Coyotes in Vancouver's Stanley Park have attacked 3 people this week
5-year-old bitten Tuesday, jogger on Wednesday and walker on Friday night
The B.C. Conservation Officer (BCOS) service says a third person has been bitten by a coyote in Vancouver's biggest park this week.
It's the latest in a string of aggressive coyote attacks which have been ongoing since December 2020, puzzling policy makers, biologists and animal activists.
In a Facebook post on Saturday, the BCOS said that around 9 p.m. PT Friday a man walking along a pathway near the public golf course in Stanley Park was bitten on the leg by a coyote and suffered minor injuries.
Conservation officers are patrolling the park trying to trap the animal that bit the man. Any coyotes captured that don't match the description of the animal will be released.
There have been more than 35 aggressive attacks by coyotes in the park since December, with the three new ones this week. Most of the attacks have happened between dusk and dawn.
On Tuesday a five-year-old boy was bitten by a coyote in the park around 9:30 p.m. when the child was running and the animal lunged at him. The boy suffered minor injuries.
On Wednesday a woman was also bitten around 7 p.m. when she was running along Bridle Path near Prospect Point. The animal approached her from behind and bit her on one of her legs.
The Park Board, Stanley Park Ecology Society (SPES) and researchers from the University of British Columbia are all trying to figure out why the past nine months have produced so many attacks in the park.
From 2001 to 2020 there were a total of eight coyote attacks in the Lower Mainland according to the SPES.
Officials believe a combination of circumstances are behind the attacks including coyotes being fed by humans, late-night visitors to the park and garbage left behind.
Advocates want animal-proof garbage cans put in the park and more patrols by park rangers. City of Vancouver staff are working on a bylaw that would penalize anyone caught feeding wildlife.
Close the park
On Saturday, Kristen Walker, an animal biologist with UBC, said that after three attacks this week, the park should be closed. She is also part of a team that installed cameras in the park in January to better identify and study coyotes.
"I do believe at this point the full park should be closed until the coyote who has been involved is located," she said in a text message. Officials are working to determine if the same coyote is responsible for all three attacks.
Officials have closed parts of the park after previous attacks. Calls to the chair of the Park Board and the mayor's office were not immediately returned on Saturday.
Meantime, the conservation service is reiterating that people should stay out of the park to stay safe. The Vancouver Park Board says around 10 million people visit the four-square-kilometre park each year for its seawall, beaches and forested trails.

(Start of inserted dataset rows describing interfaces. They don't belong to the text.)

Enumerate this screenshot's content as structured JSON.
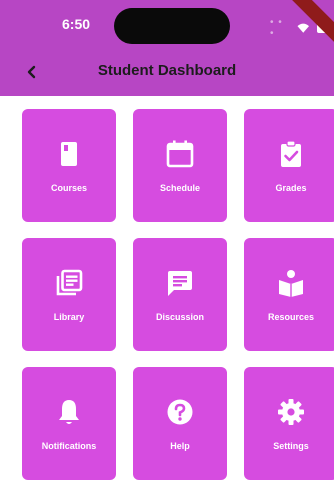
{
  "status_bar": {
    "time": "6:50"
  },
  "header": {
    "title": "Student Dashboard"
  },
  "tiles": [
    {
      "label": "Courses",
      "icon": "book-icon"
    },
    {
      "label": "Schedule",
      "icon": "calendar-icon"
    },
    {
      "label": "Grades",
      "icon": "clipboard-check-icon"
    },
    {
      "label": "Library",
      "icon": "library-icon"
    },
    {
      "label": "Discussion",
      "icon": "chat-icon"
    },
    {
      "label": "Resources",
      "icon": "reading-icon"
    },
    {
      "label": "Notifications",
      "icon": "bell-icon"
    },
    {
      "label": "Help",
      "icon": "help-icon"
    },
    {
      "label": "Settings",
      "icon": "gear-icon"
    }
  ],
  "colors": {
    "appbar": "#b746c4",
    "tile": "#d64ce0",
    "text": "#ffffff"
  }
}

So far the BCOS has killed four coyotes in the park, but researchers say culling the animals won't solve the problem as other coyotes, which are plentiful across Metro Vancouver, will just make their way into the park to replace ones taken out.

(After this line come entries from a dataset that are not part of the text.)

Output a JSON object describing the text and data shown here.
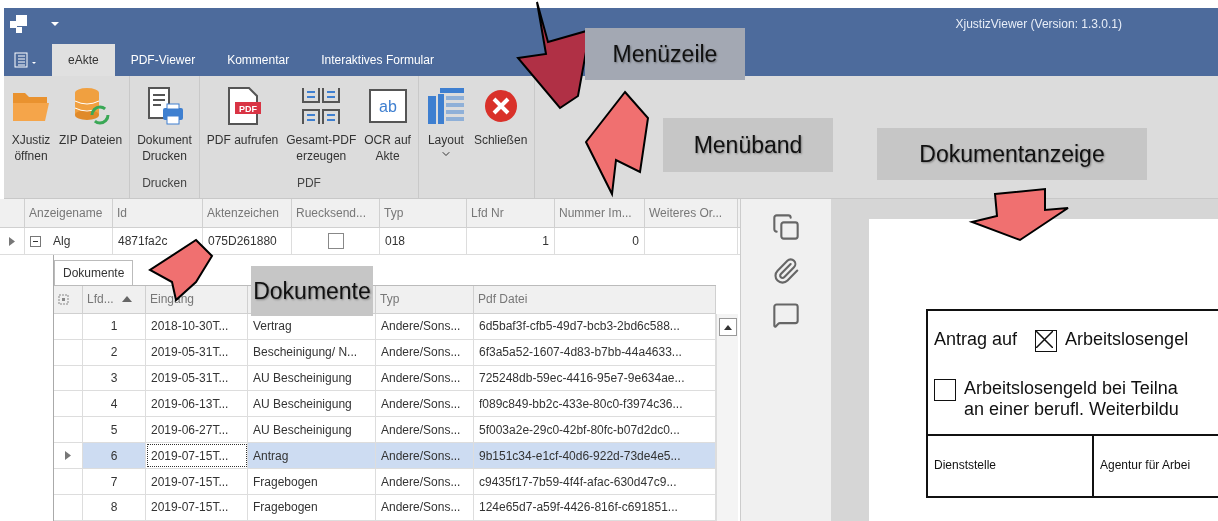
{
  "window": {
    "title": "XjustizViewer (Version: 1.3.0.1)"
  },
  "ribbon_tabs": [
    {
      "label": "eAkte",
      "selected": true
    },
    {
      "label": "PDF-Viewer",
      "selected": false
    },
    {
      "label": "Kommentar",
      "selected": false
    },
    {
      "label": "Interaktives Formular",
      "selected": false
    }
  ],
  "ribbon_groups": [
    {
      "buttons": [
        {
          "kind": "folder",
          "label": "XJustiz\nöffnen",
          "dropdown": false
        },
        {
          "kind": "database",
          "label": "ZIP Dateien",
          "dropdown": false
        }
      ]
    },
    {
      "label": "Drucken",
      "buttons": [
        {
          "kind": "printer",
          "label": "Dokument\nDrucken",
          "dropdown": false
        }
      ]
    },
    {
      "label": "PDF",
      "buttons": [
        {
          "kind": "pdf",
          "label": "PDF aufrufen",
          "icon_text": "PDF",
          "dropdown": false
        },
        {
          "kind": "merge",
          "label": "Gesamt-PDF\nerzeugen",
          "dropdown": false
        },
        {
          "kind": "ocr",
          "label": "OCR auf\nAkte",
          "icon_text": "ab",
          "dropdown": false
        }
      ]
    },
    {
      "buttons": [
        {
          "kind": "layout",
          "label": "Layout",
          "dropdown": true
        },
        {
          "kind": "close",
          "label": "Schließen",
          "dropdown": false
        }
      ]
    }
  ],
  "main_grid": {
    "columns": [
      "Anzeigename",
      "Id",
      "Aktenzeichen",
      "Ruecksend...",
      "Typ",
      "Lfd Nr",
      "Nummer Im...",
      "Weiteres Or..."
    ],
    "rows": [
      {
        "current": true,
        "expanded": true,
        "name": "Alg",
        "id": "4871fa2c",
        "aktenzeichen": "075D261880",
        "ruecksendung": false,
        "typ": "018",
        "lfd_nr": "1",
        "nummer": "0"
      }
    ]
  },
  "detail_tabs": [
    {
      "label": "Dokumente",
      "selected": true
    }
  ],
  "documents": {
    "columns": [
      {
        "label": "Lfd...",
        "sorted": true
      },
      {
        "label": "Eingang",
        "sorted": false
      },
      {},
      {
        "label": "Typ",
        "sorted": false
      },
      {
        "label": "Pdf Datei",
        "sorted": false
      }
    ],
    "rows": [
      {
        "selected": false,
        "lfd": "1",
        "eingang": "2018-10-30T...",
        "name": "Vertrag",
        "typ": "Andere/Sons...",
        "pdf": "6d5baf3f-cfb5-49d7-bcb3-2bd6c588..."
      },
      {
        "selected": false,
        "lfd": "2",
        "eingang": "2019-05-31T...",
        "name": "Bescheinigung/ N...",
        "typ": "Andere/Sons...",
        "pdf": "6f3a5a52-1607-4d83-b7bb-44a4633..."
      },
      {
        "selected": false,
        "lfd": "3",
        "eingang": "2019-05-31T...",
        "name": "AU Bescheinigung",
        "typ": "Andere/Sons...",
        "pdf": "725248db-59ec-4416-95e7-9e634ae..."
      },
      {
        "selected": false,
        "lfd": "4",
        "eingang": "2019-06-13T...",
        "name": "AU Bescheinigung",
        "typ": "Andere/Sons...",
        "pdf": "f089c849-bb2c-433e-80c0-f3974c36..."
      },
      {
        "selected": false,
        "lfd": "5",
        "eingang": "2019-06-27T...",
        "name": "AU Bescheinigung",
        "typ": "Andere/Sons...",
        "pdf": "5f003a2e-29c0-42bf-80fc-b07d2dc0..."
      },
      {
        "selected": true,
        "lfd": "6",
        "eingang": "2019-07-15T...",
        "name": "Antrag",
        "typ": "Andere/Sons...",
        "pdf": "9b151c34-e1cf-40d6-922d-73de4e5..."
      },
      {
        "selected": false,
        "lfd": "7",
        "eingang": "2019-07-15T...",
        "name": "Fragebogen",
        "typ": "Andere/Sons...",
        "pdf": "c9435f17-7b59-4f4f-afac-630d47c9..."
      },
      {
        "selected": false,
        "lfd": "8",
        "eingang": "2019-07-15T...",
        "name": "Fragebogen",
        "typ": "Andere/Sons...",
        "pdf": "124e65d7-a59f-4426-816f-c691851..."
      }
    ]
  },
  "viewer": {
    "page": {
      "heading": "Antrag auf",
      "options": [
        {
          "label": "Arbeitslosengel",
          "checked": true
        },
        {
          "label": "Arbeitslosengeld bei Teilna\nan einer berufl. Weiterbildu",
          "checked": false
        }
      ],
      "fields": [
        "Dienststelle",
        "Agentur für Arbei"
      ]
    }
  },
  "annotations": [
    {
      "label": "Menüzeile"
    },
    {
      "label": "Menüband"
    },
    {
      "label": "Dokumentanzeige"
    },
    {
      "label": "Dokumente"
    }
  ]
}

Click here to learn about how to stay safe from coyotes. Aggressive coyote attacks can be reported to the province by calling 1-877-952-7277.